It should be more socially unacceptable to be brain-numbingly DUMB than it is to be gay.

Crip Walk Blunt
08-25-2006, 04:25 PM
SO glad you've been appointed the ambassador for all black people in the world everywhere ever for all time, so what you say MUST be true.
Now you know how idiotic you sound speaking for all gay people. :wavey:

AgassiDomination
08-25-2006, 04:26 PM
SO glad you've been appointed the ambassador for all black people in the world everywhere ever for all time, so what you say MUST be true.
I don't look up to players from Pakistan or India either. It must be a gay thing.

_pyromatic
08-25-2006, 04:26 PM
I'm black and Venus and Serena being black does nothing for me nor any of my tennis playing friends. You have no idea what you are talking about. :wavey:
I know many black people that strongly disagree with you. :wavey:

Phunkadelicious
08-25-2006, 04:27 PM
:yeah:
Is it nice and snug in there?

scoobs
08-25-2006, 04:27 PM
Now you know how idiotic you sound speaking for all gay people. :wavey:
I don't claim to be. Some gay people don't give a damn one way or the other. Some gay people hate tennis.
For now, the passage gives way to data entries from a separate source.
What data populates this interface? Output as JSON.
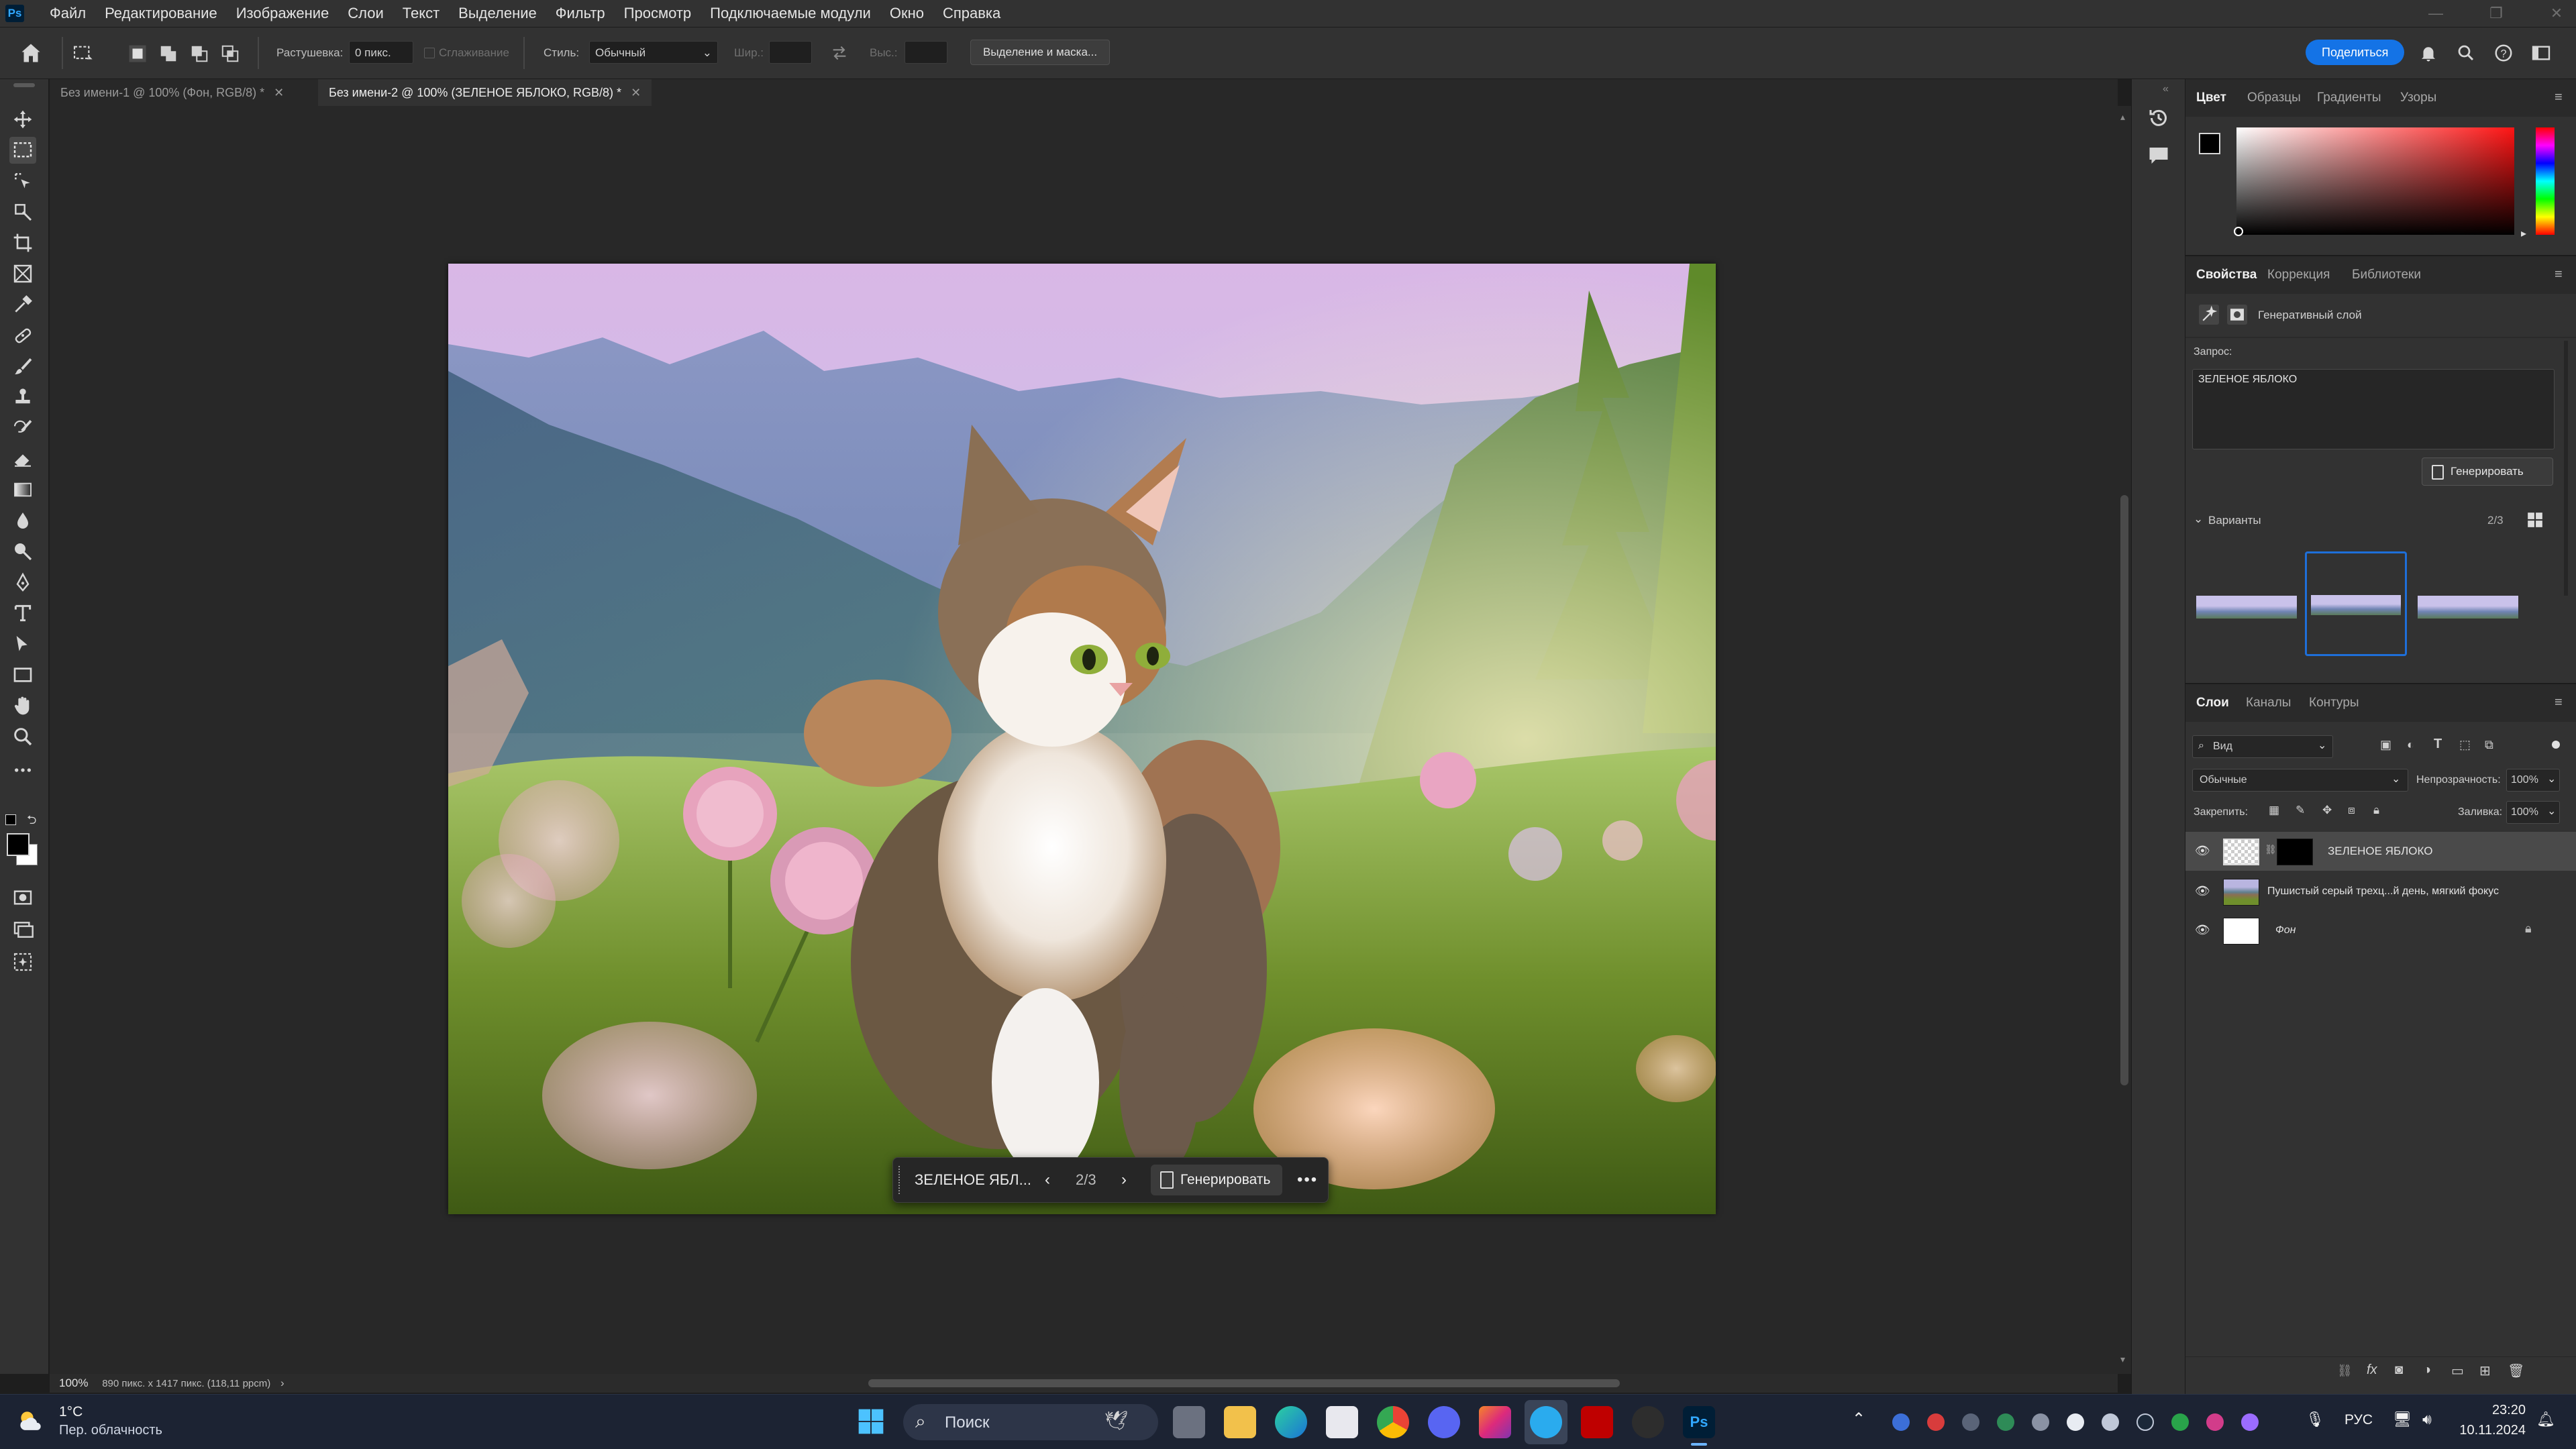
{
  "app": {
    "logo": "Ps"
  },
  "menu": [
    "Файл",
    "Редактирование",
    "Изображение",
    "Слои",
    "Текст",
    "Выделение",
    "Фильтр",
    "Просмотр",
    "Подключаемые модули",
    "Окно",
    "Справка"
  ],
  "options_bar": {
    "feather_label": "Растушевка:",
    "feather_value": "0 пикс.",
    "antialias_label": "Сглаживание",
    "style_label": "Стиль:",
    "style_value": "Обычный",
    "width_label": "Шир.:",
    "height_label": "Выс.:",
    "select_mask_button": "Выделение и маска...",
    "share_button": "Поделиться"
  },
  "doc_tabs": [
    {
      "label": "Без имени-1 @ 100% (Фон, RGB/8) *",
      "active": false
    },
    {
      "label": "Без имени-2 @ 100% (ЗЕЛЕНОЕ ЯБЛОКО, RGB/8) *",
      "active": true
    }
  ],
  "context_bar": {
    "prompt": "ЗЕЛЕНОЕ ЯБЛ...",
    "counter": "2/3",
    "generate": "Генерировать"
  },
  "status": {
    "zoom": "100%",
    "doc_size": "890 пикс. x 1417 пикс. (118,11 ppcm)"
  },
  "color_panel": {
    "tabs": [
      "Цвет",
      "Образцы",
      "Градиенты",
      "Узоры"
    ]
  },
  "properties_panel": {
    "tabs": [
      "Свойства",
      "Коррекция",
      "Библиотеки"
    ],
    "layer_type": "Генеративный слой",
    "prompt_label": "Запрос:",
    "prompt_value": "ЗЕЛЕНОЕ ЯБЛОКО",
    "generate_button": "Генерировать",
    "variants_label": "Варианты",
    "variants_count": "2/3"
  },
  "layers_panel": {
    "tabs": [
      "Слои",
      "Каналы",
      "Контуры"
    ],
    "filter_placeholder": "Вид",
    "blend_mode": "Обычные",
    "opacity_label": "Непрозрачность:",
    "opacity_value": "100%",
    "lock_label": "Закрепить:",
    "fill_label": "Заливка:",
    "fill_value": "100%",
    "layers": [
      {
        "name": "ЗЕЛЕНОЕ ЯБЛОКО",
        "selected": true
      },
      {
        "name": "Пушистый серый трехц...й день, мягкий фокус",
        "selected": false
      },
      {
        "name": "Фон",
        "selected": false
      }
    ]
  },
  "taskbar": {
    "weather_temp": "1°C",
    "weather_desc": "Пер. облачность",
    "search_placeholder": "Поиск",
    "lang": "РУС",
    "time": "23:20",
    "date": "10.11.2024"
  },
  "colors": {
    "accent": "#1473e6",
    "variant_selected": "#1e6fd9",
    "ps_blue": "#31a8ff"
  }
}
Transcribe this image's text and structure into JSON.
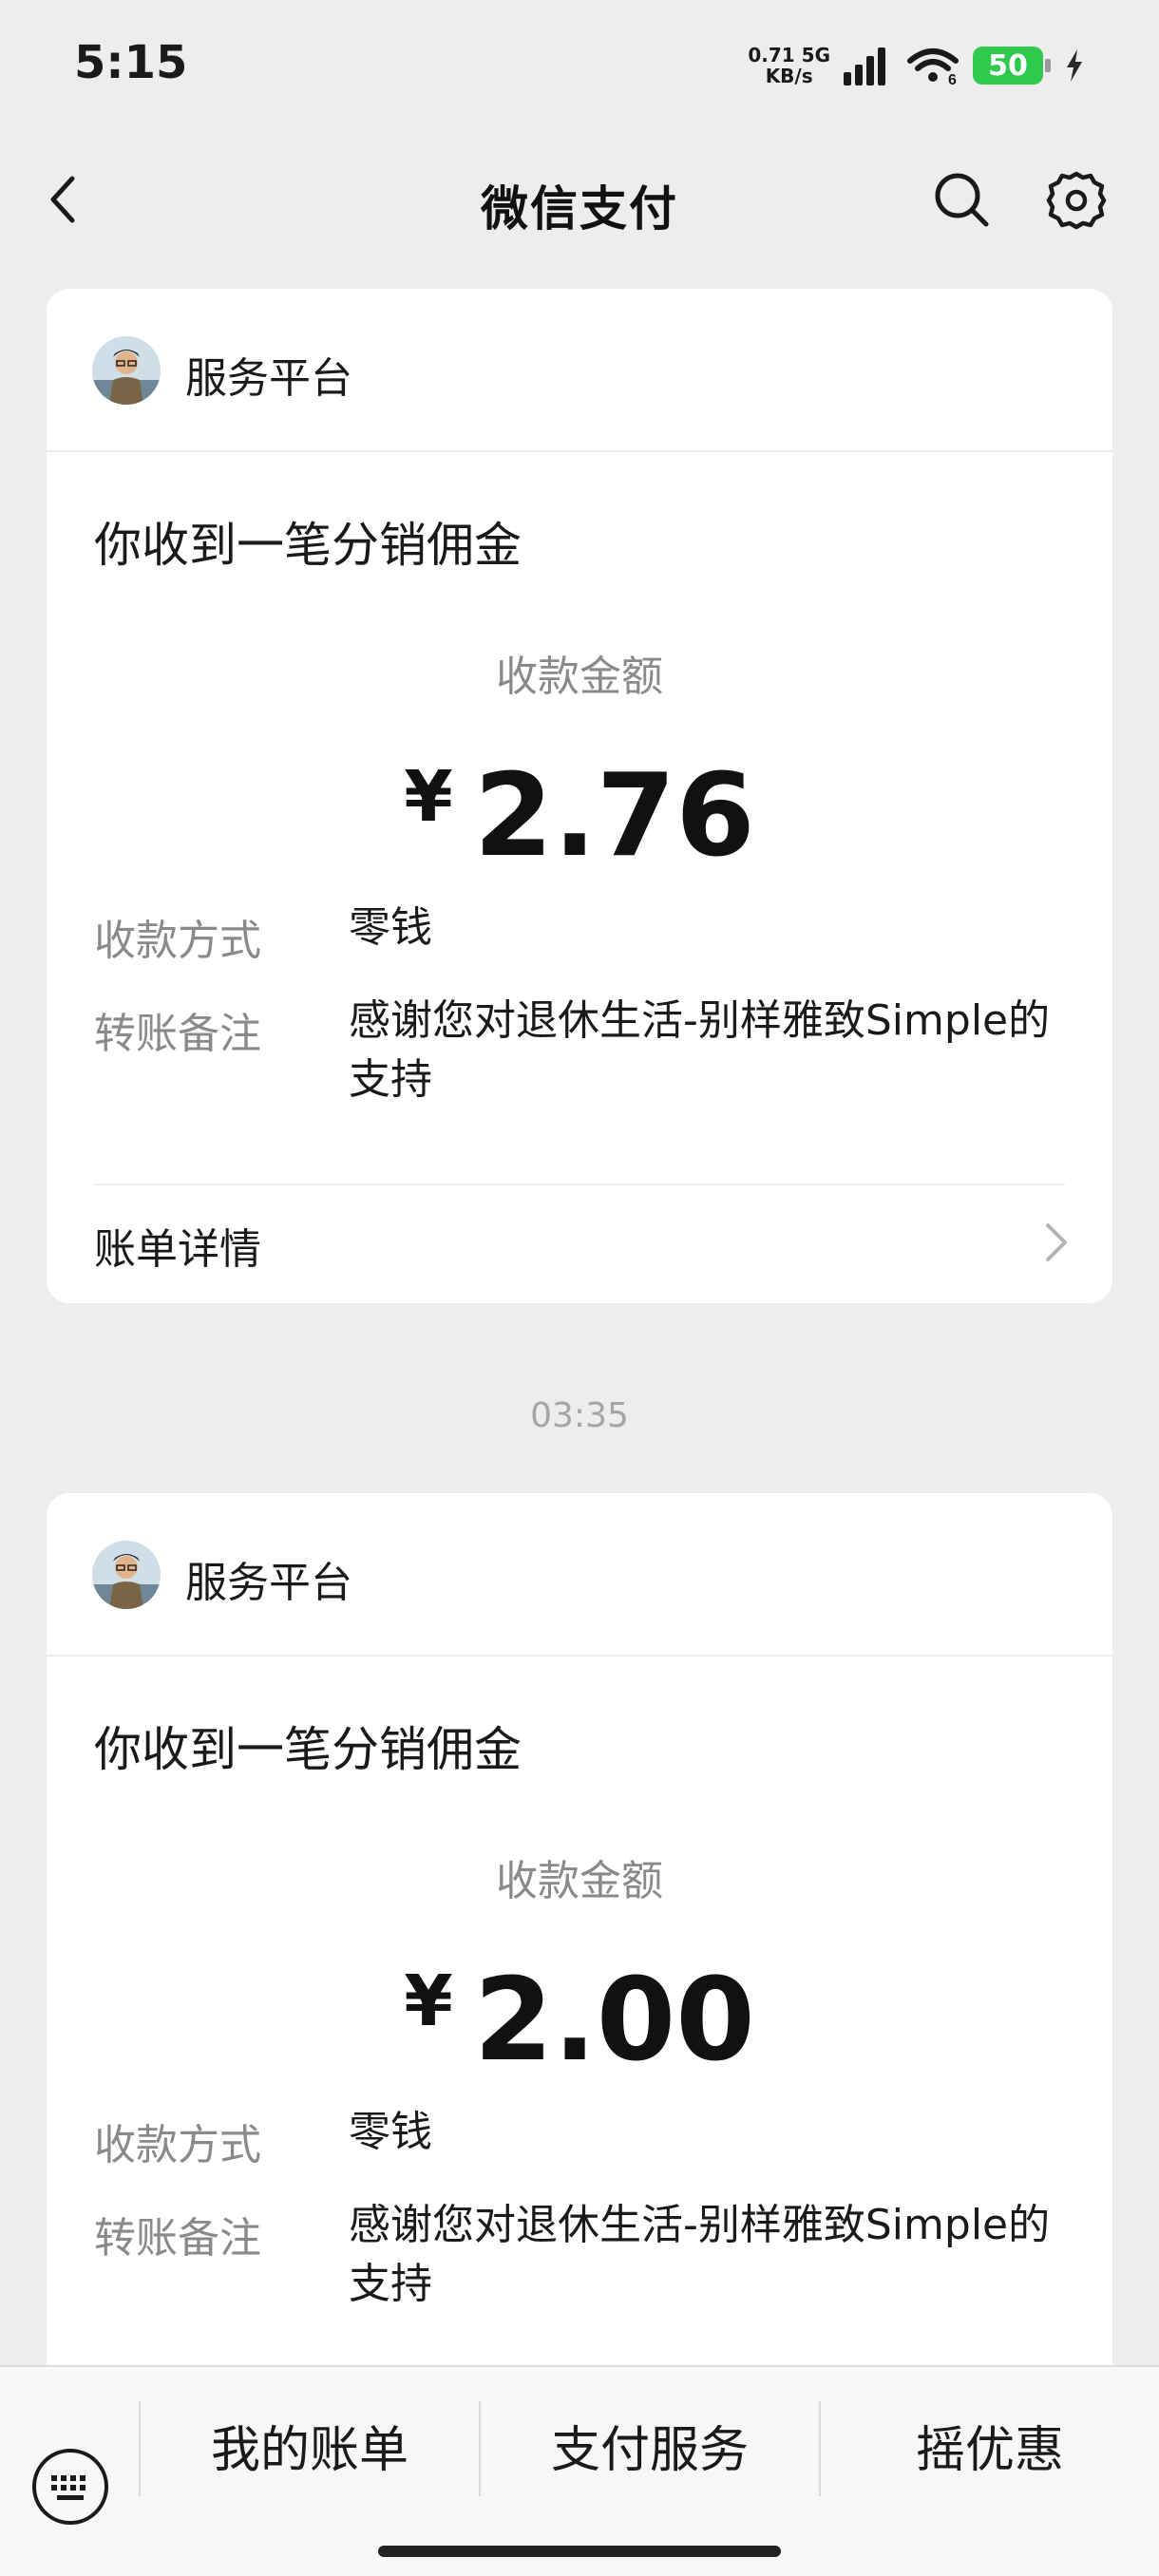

Some gay people are quite happy in their closet, much as I find that bizarre - that's their choice.

You apparently believe that just because you and your friends don't feel a certain way someone else's entire argument falls to the ground for all other black people.

AgassiDomination
08-25-2006, 04:29 PM
Is it nice and snug in there?
Har-har guffaw!

Sjengster
08-25-2006, 04:29 PM
Gay people should come out of the closet and we should bundle the stupid people in there instead.

It should be more socially unacceptable to be brain-numbingly DUMB than it is to be gay.

We'd never survive the depopulation if that was the case.